Finding herself suddenly a widow in New York, Elizabeth set up either an academy for young ladies or a boarding house for boys (reports vary on which it was). What all reports agree on, however, is that when news of her conversion spread, many parents withdrew their children from her care. Anti-Catholic feeling was still strong in those days, with the anti-Catholic laws having been lifted only a few years before. Elizabeth was to suffer the stigma of her peers for several years.
A fresh start in Emmitsburg
In 1809, Elizabeth moved to Emmitsburg, Maryland, where, at the invitation of the president of St. Mary’s College in Baltimore, she set up the Saint Joseph’s Academy and Free School. It was the first Catholic parochial school established in America.
Many other women came to help her, and a religious community built up around the school. In 1809, the women took vows before Archbishop John Carroll and they became the first American-based Catholic sisterhood. They called themselves the Sisters of St. Joseph (later renamed to the Sisters of Charity of St. Joseph), and Elizabeth became “Mother Seton.”
Elizabeth worked tirelessly and selflessly until her death on January 4, 1821, from tuberculosis. She had only been a Catholic for 16 years, but the legacy of all her hard work was substantial. By then, the order had 20 communities, including two orphanages and another school.
Elizabeth helped to cure three individuals
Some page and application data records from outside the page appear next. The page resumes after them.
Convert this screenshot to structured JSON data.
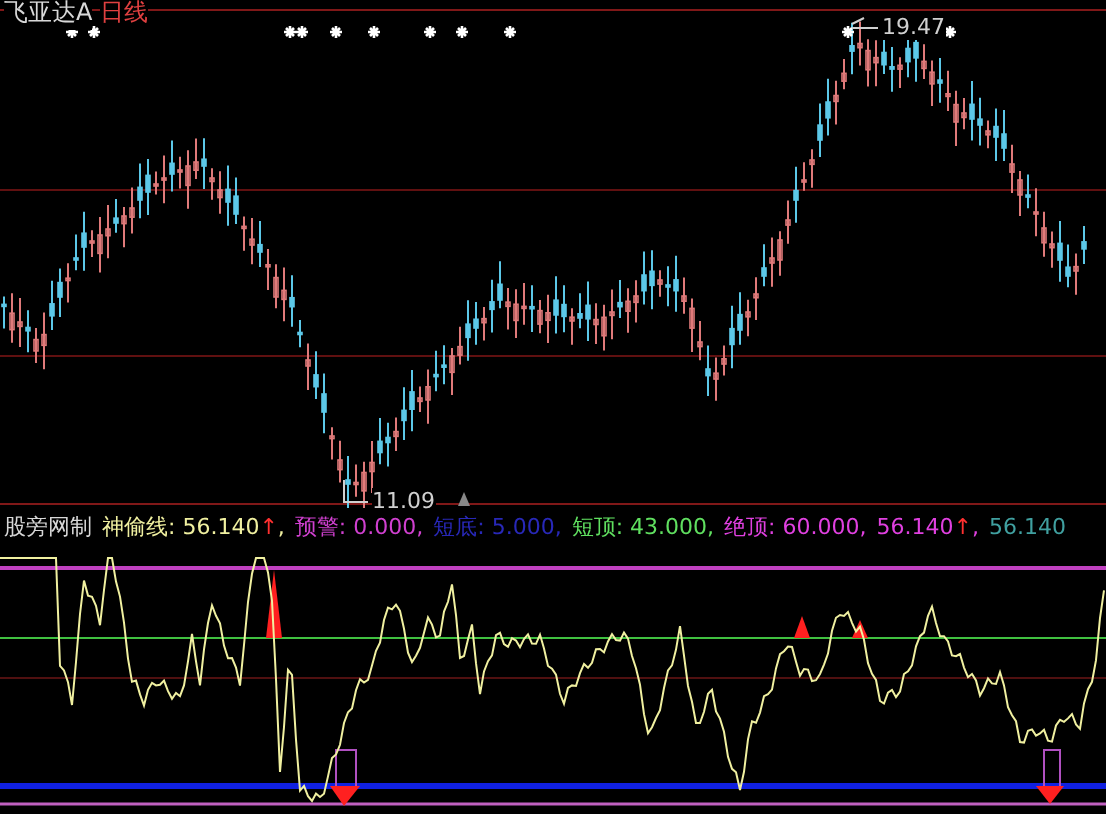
{
  "chart_header": {
    "security": "飞亚达A",
    "period": "日线"
  },
  "price_labels": {
    "high": "19.47",
    "low": "11.09"
  },
  "indicator": {
    "title": "股旁网制",
    "legend": [
      {
        "label": "神偷线:",
        "value": "56.140",
        "arrow": "↑",
        "sep": ",",
        "color": "#f0f0a0"
      },
      {
        "label": "预警:",
        "value": "0.000",
        "sep": ",",
        "color": "#d040d0"
      },
      {
        "label": "短底:",
        "value": "5.000",
        "sep": ",",
        "color": "#2828b8"
      },
      {
        "label": "短顶:",
        "value": "43.000",
        "sep": ",",
        "color": "#60e060"
      },
      {
        "label": "绝顶:",
        "value": "60.000",
        "sep": ",",
        "color": "#e040e0"
      },
      {
        "value": "56.140",
        "arrow": "↑",
        "sep": ",",
        "color": "#e040e0"
      },
      {
        "value": "56.140",
        "color": "#40a0a0"
      }
    ]
  }
}
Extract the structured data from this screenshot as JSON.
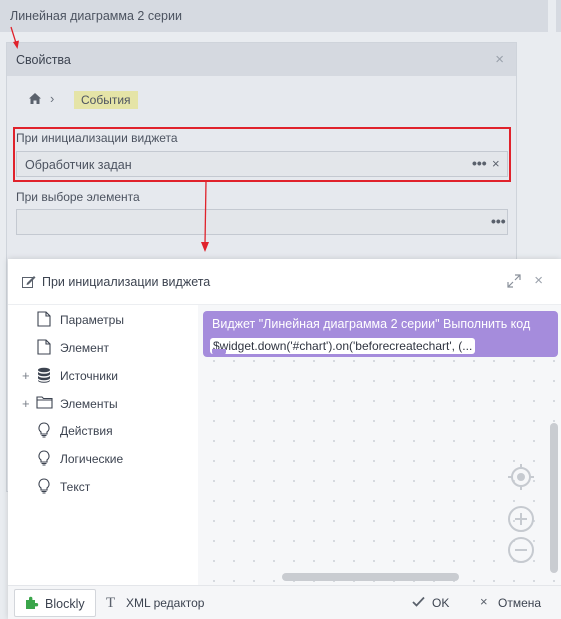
{
  "widget": {
    "title": "Линейная диаграмма 2 серии"
  },
  "properties": {
    "title": "Свойства",
    "close_icon": "close-icon",
    "breadcrumb": {
      "home_icon": "home-icon",
      "separator": "›",
      "current": "События"
    },
    "on_init": {
      "label": "При инициализации виджета",
      "value": "Обработчик задан",
      "dots": "•••",
      "clear": "×"
    },
    "on_select": {
      "label": "При выборе элемента",
      "value": "",
      "dots": "•••"
    }
  },
  "dialog": {
    "title": "При инициализации виджета",
    "close": "×",
    "toolbox": [
      {
        "label": "Параметры",
        "icon": "page-icon",
        "expandable": false
      },
      {
        "label": "Элемент",
        "icon": "page-icon",
        "expandable": false
      },
      {
        "label": "Источники",
        "icon": "database-icon",
        "expandable": true
      },
      {
        "label": "Элементы",
        "icon": "folder-icon",
        "expandable": true
      },
      {
        "label": "Действия",
        "icon": "lightbulb-icon",
        "expandable": false
      },
      {
        "label": "Логические",
        "icon": "lightbulb-icon",
        "expandable": false
      },
      {
        "label": "Текст",
        "icon": "lightbulb-icon",
        "expandable": false
      }
    ],
    "toolbox_plus": "+",
    "block": {
      "header": "Виджет \"Линейная диаграмма 2 серии\" Выполнить код",
      "code": "$widget.down('#chart').on('beforecreatechart', (..."
    },
    "footer": {
      "blockly": "Blockly",
      "xml_icon": "T",
      "xml": "XML редактор",
      "ok": "OK",
      "cancel_icon": "×",
      "cancel": "Отмена"
    }
  },
  "colors": {
    "block": "#a58cdc",
    "highlight": "#e0222b",
    "crumb_tag": "#e5e4a7"
  }
}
Sainthood requires an individual either to be martyred or to be responsible for two miracles. Elizabeth’s miracles came from beyond the grave after people prayed to her.
In the 1930s, Sister Gertrude Korzendofer recovered from pancreatic cancer after praying to Elizabeth. Then four-year-old Ann Theresa O’Neill was cured of leukemia in 1952 after a nun prayed to Elizabeth on her behalf.
The final miracle involved a construction worker called Carl E. Kalin, who was admitted to hospital in 1963 with meningitis of the brain. In a coma, he was given only hours to live. The New York chapter of the Sisters of Charity visited him, prayed for him, and put a relic (one of Elizabeth’s bones) on him. He woke up a few hours later, with no medical explanation as to how he had recovered.
Saint Elizabeth Ann Seaton
Elizabeth was beatified on March 17, 1963. As part of the ceremony, Pope John XXIII said this about her: “In a house that was very small, but with ample space for charity, she sowed a seed in America which by Divine Grace grew into a large tree.”
When she was canonized on September 14, 1975, by Pope Paul VI, he added his own words in her honor: “Elizabeth Ann Seton was wholly American! Rejoice for your glorious daughter. Be proud of her.”
Her feast day is January 4, the anniversary of her death. Her bones are held in the basilica of the National Shrine in Emmitsburg. According to Catholic Online, she is the patron saint “of in-law problems, against the death of children, widows, death of parents, and opposition of Church authorities.”
The first of three
According to Time magazine, in the early 1960s, before Elizabeth was canonized, Italy had 40,000 native-born saints while the US had none at all. But then Elizabeth became the first of three American saints.
Katherine Drexel was canonized in 2000 and known as “the millionaire nun,” and she was followed by Kateri Tekakwitha who was canonized in 2012. Kateri lived much earlier, dying in 1680 after many torments from her Mohawk tribe after she converted to Christianity.